“#37- Elimination of HR Position Number #002200-010. The HR Department recently received eight applicants interested in this significant recruitment and DEI position. The County as with all large employers is in competition to fill many vacancies. In order to continue the current upward trend we need to keep our team at full complement. County Council created positions last year to improve our recruitment of a more diverse staff. The Department is delivering results in that area and in the improvement of employee culture. The position title change to generalist was done only to most efficiently use staff in all areas of the operation. The Director has aligned the titles consistent with her experience at Erie Insurance.

“#39- Elimination of new Deputy Director Position in Tax Revenue. Erie County is one of only a few counties in the Commonwealth without a Deputy in Tax Claim. This operation successfully collects and processes hundreds of millions of dollars each year without incident. It is essential in terms of succession and continuation of operations in the case of any adverse circumstance. The Department is utilizing brand new software that will bring new responsibilities and work into the office. There has been a trend of smaller municipalities turning over tax collecting duties due to lack of qualified candidates. To accommodate this trend the Department needs a second managerial position.

“#45-Elimination of IT Position Number #002812-005. This position will serve the Department of Human Services specifically. The position is 80% funded by State dollars. DHS has the remaining 20%, so they do not need additional County funds. The IT operations in DHS are very significant and this position brings with it a new set of duties important to the operation.

American Rescue Plan Fund Budget

“#5 – $750,000 to the Savocchio Park project administered by the Erie County Redevelopment Authority. This speculative investment of $750,000 in ARPA funds does not show a significant return on investment. To allocate such a large portion of the County’s ARPA dollars into a fish farm that may only yield a dozen jobs is imprudent. I have the utmost confidence in the work of the ECRDA and their partners but in the final analysis, these valuable funds could be more impactful elsewhere.

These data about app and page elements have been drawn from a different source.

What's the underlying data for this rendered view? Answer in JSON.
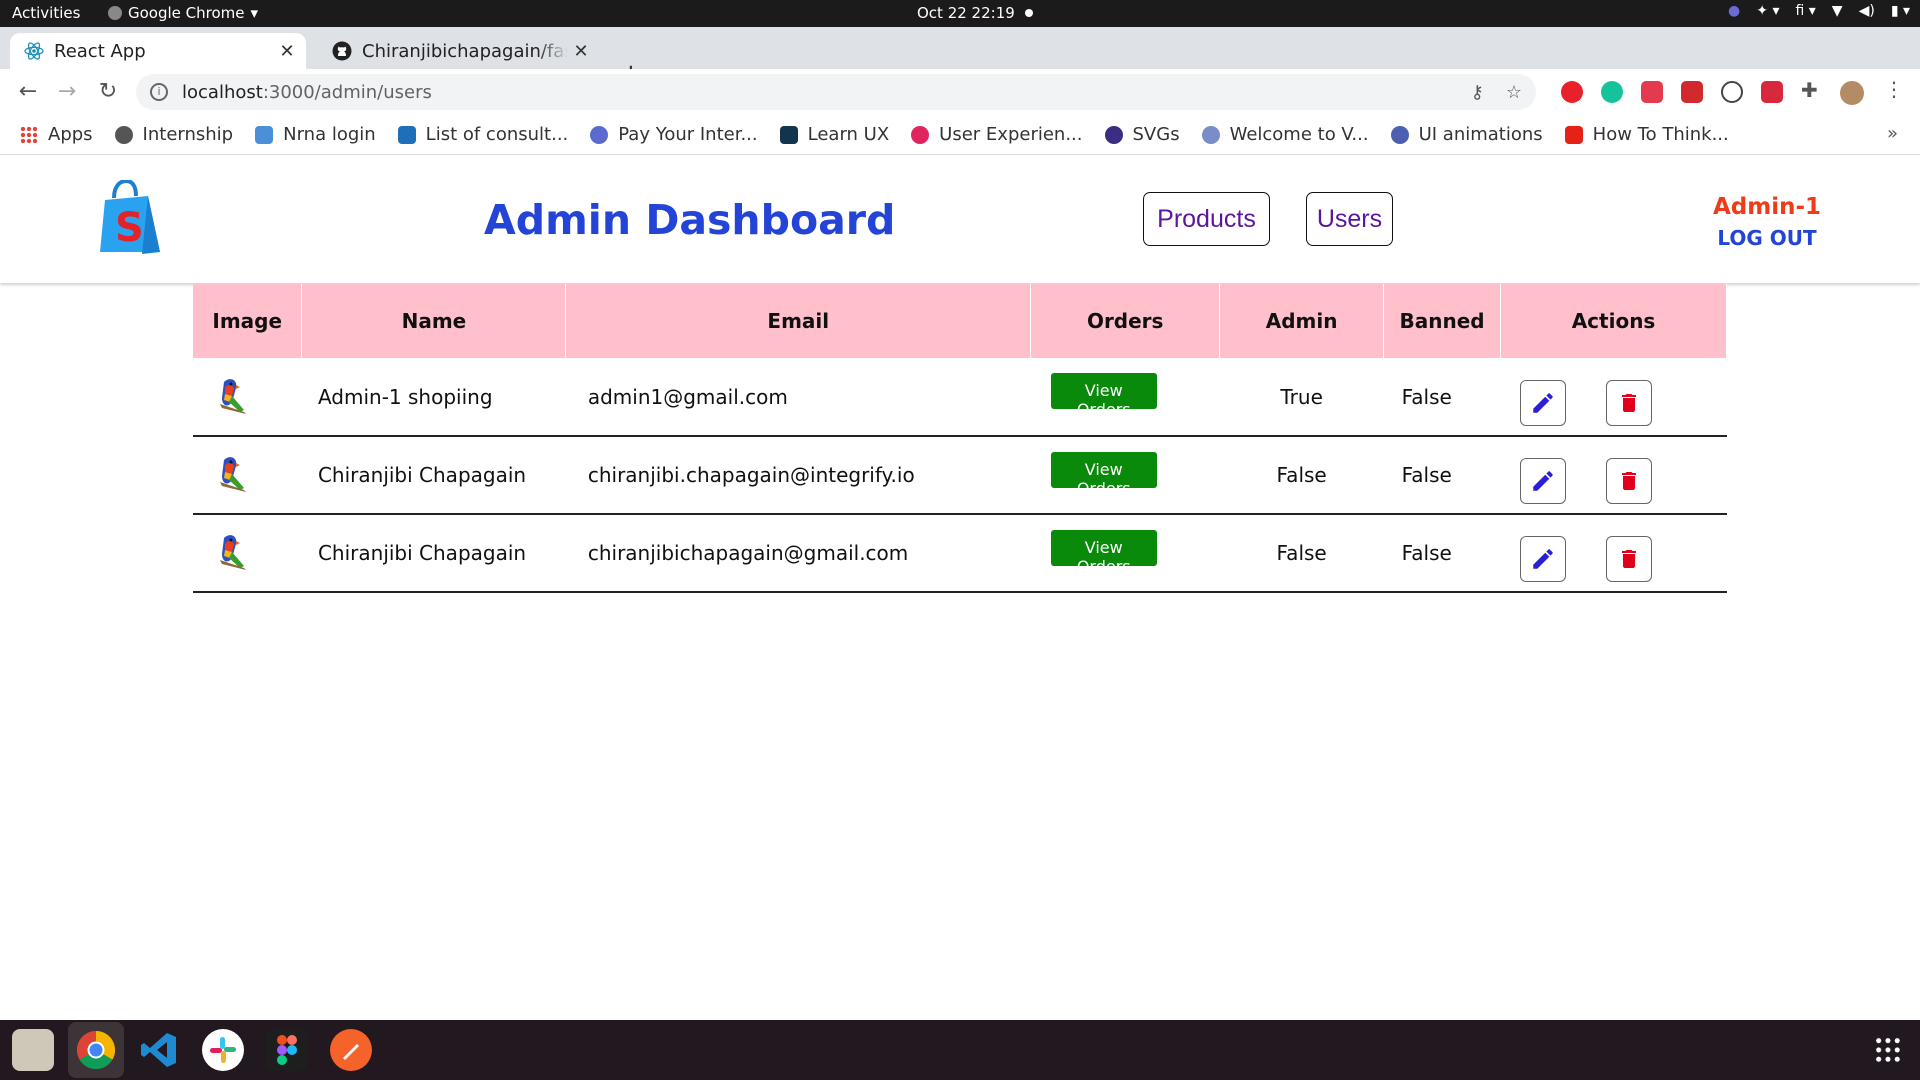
{
  "system": {
    "activities": "Activities",
    "app_name": "Google Chrome",
    "clock": "Oct 22  22:19",
    "keyboard_layout": "fi"
  },
  "browser": {
    "tabs": [
      {
        "title": "React App",
        "active": true
      },
      {
        "title": "Chiranjibichapagain/fast-t",
        "active": false
      }
    ],
    "url": {
      "host": "localhost",
      "path": ":3000/admin/users"
    },
    "bookmarks": [
      {
        "label": "Apps",
        "color": "#ea4335"
      },
      {
        "label": "Internship",
        "color": "#555555"
      },
      {
        "label": "Nrna login",
        "color": "#4a90d9"
      },
      {
        "label": "List of consult...",
        "color": "#1e6fb5"
      },
      {
        "label": "Pay Your Inter...",
        "color": "#5a6acf"
      },
      {
        "label": "Learn UX",
        "color": "#12344d"
      },
      {
        "label": "User Experien...",
        "color": "#e0245e"
      },
      {
        "label": "SVGs",
        "color": "#3b2d83"
      },
      {
        "label": "Welcome to V...",
        "color": "#7a8dc9"
      },
      {
        "label": "UI animations",
        "color": "#4d5fb3"
      },
      {
        "label": "How To Think...",
        "color": "#e62117"
      }
    ]
  },
  "header": {
    "title": "Admin Dashboard",
    "nav": {
      "products": "Products",
      "users": "Users"
    },
    "admin_name": "Admin-1",
    "logout": "LOG OUT",
    "colors": {
      "title": "#2344d6",
      "admin_name": "#ef3b1a",
      "nav_text": "#5a169e"
    }
  },
  "table": {
    "columns": [
      "Image",
      "Name",
      "Email",
      "Orders",
      "Admin",
      "Banned",
      "Actions"
    ],
    "view_orders_label": "View Orders",
    "rows": [
      {
        "name": "Admin-1 shopiing",
        "email": "admin1@gmail.com",
        "admin": "True",
        "banned": "False"
      },
      {
        "name": "Chiranjibi Chapagain",
        "email": "chiranjibi.chapagain@integrify.io",
        "admin": "False",
        "banned": "False"
      },
      {
        "name": "Chiranjibi Chapagain",
        "email": "chiranjibichapagain@gmail.com",
        "admin": "False",
        "banned": "False"
      }
    ],
    "colors": {
      "header_bg": "#ffc0cb",
      "view_orders_bg": "#0a8a0a",
      "edit_icon": "#2a1fd6",
      "delete_icon": "#e0001b"
    }
  }
}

“#6- $3,000,000 to ECGRA for Building Better Future Program. I have been negotiating in good faith all year to reach an ARPA Budget through your committee and the whole of Council. This action removes the County’s ability to make its own funding decisions, which was at the heart of my objections to the 2022 ARPA Budget. This was also decided very quickly and without much debate. The Gaming Authority received $4M 2021 ARPA Funds that is sufficient. I believe real economic impact comes through the expenditure of ARP monies on allowable infrastructure projects. In order to coordinate our efforts most efficiently, the County should make the final spending decisions not a third party. There is no need to rush this money out of the ARPA Fund Balance.

“#13- $737,500 for ECGRA to fund the Beehive Network. I agree 100% that the Beehive Network should receive these funds, but see no need for ECGRA to administer them. I favor giving the funds to the Beehive directly. The four universities have worked cooperatively to grow the Beehive. The County can negotiate an agreement with Beehive members and administer these funds without issue. I brought this idea to Council with my ARPA budget proposal. Let us work directly with the Beehive.”